(Entries from a dataset of interfaces)
%%
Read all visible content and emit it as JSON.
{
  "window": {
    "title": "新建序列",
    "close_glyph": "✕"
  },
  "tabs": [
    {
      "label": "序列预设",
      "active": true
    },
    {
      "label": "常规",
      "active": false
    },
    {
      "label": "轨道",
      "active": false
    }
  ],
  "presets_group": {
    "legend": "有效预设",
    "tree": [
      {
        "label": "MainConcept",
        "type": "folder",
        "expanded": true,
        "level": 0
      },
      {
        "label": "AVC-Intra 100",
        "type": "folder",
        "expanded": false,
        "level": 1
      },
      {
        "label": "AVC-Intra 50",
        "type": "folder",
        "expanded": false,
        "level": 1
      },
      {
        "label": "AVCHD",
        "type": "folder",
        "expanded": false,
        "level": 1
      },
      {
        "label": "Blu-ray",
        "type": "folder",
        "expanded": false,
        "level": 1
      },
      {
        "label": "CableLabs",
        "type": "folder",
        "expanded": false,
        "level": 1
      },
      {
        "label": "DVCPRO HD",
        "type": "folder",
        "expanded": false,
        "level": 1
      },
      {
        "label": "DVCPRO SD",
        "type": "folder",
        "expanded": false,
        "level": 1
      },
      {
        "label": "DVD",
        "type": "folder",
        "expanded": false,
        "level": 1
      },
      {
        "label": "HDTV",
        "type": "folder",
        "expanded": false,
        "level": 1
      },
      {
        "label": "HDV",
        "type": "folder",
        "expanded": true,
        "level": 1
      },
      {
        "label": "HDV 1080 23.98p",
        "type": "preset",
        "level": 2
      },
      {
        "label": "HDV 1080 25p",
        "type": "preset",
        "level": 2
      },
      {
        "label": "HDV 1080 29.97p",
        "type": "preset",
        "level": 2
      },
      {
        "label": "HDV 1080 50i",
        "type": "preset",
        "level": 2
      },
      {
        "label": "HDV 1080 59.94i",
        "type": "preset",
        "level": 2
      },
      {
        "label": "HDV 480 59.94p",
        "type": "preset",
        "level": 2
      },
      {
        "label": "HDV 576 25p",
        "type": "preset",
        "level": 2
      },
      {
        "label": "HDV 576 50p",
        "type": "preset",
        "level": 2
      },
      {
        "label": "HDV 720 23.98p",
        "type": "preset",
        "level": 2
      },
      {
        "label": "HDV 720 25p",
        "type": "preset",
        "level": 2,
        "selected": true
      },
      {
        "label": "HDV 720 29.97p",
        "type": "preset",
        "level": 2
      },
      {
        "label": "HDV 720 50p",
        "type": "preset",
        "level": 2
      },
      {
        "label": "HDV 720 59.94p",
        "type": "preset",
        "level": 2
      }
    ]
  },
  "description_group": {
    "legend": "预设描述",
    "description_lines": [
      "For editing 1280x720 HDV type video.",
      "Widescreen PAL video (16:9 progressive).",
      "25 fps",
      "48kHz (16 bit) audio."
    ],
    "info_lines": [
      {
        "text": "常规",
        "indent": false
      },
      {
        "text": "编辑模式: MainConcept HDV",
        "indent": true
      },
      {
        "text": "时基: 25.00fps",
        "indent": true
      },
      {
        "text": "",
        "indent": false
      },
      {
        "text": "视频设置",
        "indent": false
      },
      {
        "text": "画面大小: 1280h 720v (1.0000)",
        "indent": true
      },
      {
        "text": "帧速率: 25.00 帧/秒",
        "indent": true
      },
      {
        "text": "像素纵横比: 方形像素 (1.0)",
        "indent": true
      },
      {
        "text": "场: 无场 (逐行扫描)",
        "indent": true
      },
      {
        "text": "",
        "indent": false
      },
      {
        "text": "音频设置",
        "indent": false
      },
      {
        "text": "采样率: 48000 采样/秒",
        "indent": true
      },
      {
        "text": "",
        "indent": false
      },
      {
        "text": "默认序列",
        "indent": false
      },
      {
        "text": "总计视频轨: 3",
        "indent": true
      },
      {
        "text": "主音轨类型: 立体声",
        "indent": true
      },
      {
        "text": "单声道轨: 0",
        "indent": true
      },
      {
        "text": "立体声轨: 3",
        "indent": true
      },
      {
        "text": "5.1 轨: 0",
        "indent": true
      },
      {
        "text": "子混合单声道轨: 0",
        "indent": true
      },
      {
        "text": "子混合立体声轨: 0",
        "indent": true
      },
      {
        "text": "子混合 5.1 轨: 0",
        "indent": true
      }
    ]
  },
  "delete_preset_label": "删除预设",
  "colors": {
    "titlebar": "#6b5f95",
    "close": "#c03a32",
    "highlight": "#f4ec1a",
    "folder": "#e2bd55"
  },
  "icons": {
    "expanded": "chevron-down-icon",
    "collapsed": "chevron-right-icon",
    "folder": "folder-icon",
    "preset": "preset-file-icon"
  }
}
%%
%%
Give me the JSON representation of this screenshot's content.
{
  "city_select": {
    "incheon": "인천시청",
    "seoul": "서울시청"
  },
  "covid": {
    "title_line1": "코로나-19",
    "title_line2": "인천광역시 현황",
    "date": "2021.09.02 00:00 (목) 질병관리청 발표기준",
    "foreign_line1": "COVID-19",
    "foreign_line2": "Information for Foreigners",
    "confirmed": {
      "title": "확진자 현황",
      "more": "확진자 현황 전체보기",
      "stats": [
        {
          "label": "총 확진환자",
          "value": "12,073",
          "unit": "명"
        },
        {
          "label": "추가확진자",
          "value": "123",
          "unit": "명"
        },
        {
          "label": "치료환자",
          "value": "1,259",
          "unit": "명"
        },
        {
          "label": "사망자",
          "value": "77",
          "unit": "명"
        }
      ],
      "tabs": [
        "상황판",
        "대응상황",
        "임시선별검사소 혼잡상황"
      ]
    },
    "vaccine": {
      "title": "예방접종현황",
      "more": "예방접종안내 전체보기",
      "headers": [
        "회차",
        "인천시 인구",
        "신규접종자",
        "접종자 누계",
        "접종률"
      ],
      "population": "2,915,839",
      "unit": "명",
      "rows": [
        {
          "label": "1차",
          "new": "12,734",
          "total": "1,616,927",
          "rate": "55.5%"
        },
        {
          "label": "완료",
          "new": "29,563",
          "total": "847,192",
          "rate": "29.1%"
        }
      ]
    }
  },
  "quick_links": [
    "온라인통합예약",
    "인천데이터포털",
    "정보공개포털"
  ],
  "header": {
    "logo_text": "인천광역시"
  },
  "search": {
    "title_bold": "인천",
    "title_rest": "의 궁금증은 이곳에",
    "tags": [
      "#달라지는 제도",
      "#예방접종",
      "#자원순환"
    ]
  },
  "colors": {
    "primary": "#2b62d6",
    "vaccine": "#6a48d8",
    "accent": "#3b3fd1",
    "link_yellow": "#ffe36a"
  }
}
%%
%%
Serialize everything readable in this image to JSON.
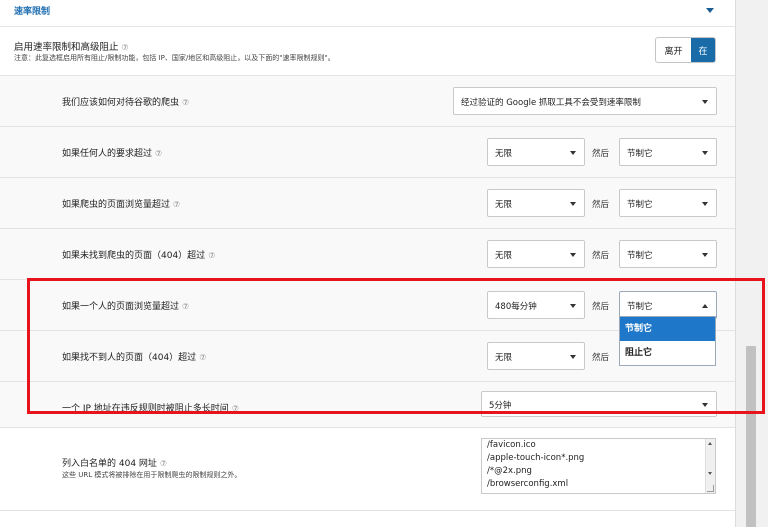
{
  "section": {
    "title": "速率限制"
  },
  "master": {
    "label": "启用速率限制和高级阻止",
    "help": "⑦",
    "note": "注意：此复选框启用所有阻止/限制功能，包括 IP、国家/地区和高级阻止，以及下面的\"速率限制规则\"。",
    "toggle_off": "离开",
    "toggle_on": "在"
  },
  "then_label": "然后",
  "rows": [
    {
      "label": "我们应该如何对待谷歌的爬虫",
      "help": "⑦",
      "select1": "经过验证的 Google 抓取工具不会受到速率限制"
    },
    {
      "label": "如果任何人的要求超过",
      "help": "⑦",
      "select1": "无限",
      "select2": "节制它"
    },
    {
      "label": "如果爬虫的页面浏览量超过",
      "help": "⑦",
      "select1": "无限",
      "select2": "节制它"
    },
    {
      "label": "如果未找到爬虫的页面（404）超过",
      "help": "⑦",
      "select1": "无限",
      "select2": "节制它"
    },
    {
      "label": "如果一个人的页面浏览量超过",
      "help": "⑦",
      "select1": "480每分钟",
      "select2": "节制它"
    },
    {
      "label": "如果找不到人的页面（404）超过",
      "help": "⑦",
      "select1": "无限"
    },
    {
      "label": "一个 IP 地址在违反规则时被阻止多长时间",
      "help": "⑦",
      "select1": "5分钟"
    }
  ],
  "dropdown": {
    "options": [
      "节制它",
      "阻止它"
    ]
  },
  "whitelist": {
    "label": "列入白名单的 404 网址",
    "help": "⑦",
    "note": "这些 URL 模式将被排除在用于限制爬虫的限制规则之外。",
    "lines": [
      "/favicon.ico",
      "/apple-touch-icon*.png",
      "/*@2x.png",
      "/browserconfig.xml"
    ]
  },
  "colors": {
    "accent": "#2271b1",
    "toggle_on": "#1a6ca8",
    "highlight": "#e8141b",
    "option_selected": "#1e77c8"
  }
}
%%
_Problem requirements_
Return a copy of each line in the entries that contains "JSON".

_Solution below_
Read all visible content and emit it as JSON.
Give me the JSON representation of this screenshot's content.
Serialize everything readable in this image to JSON.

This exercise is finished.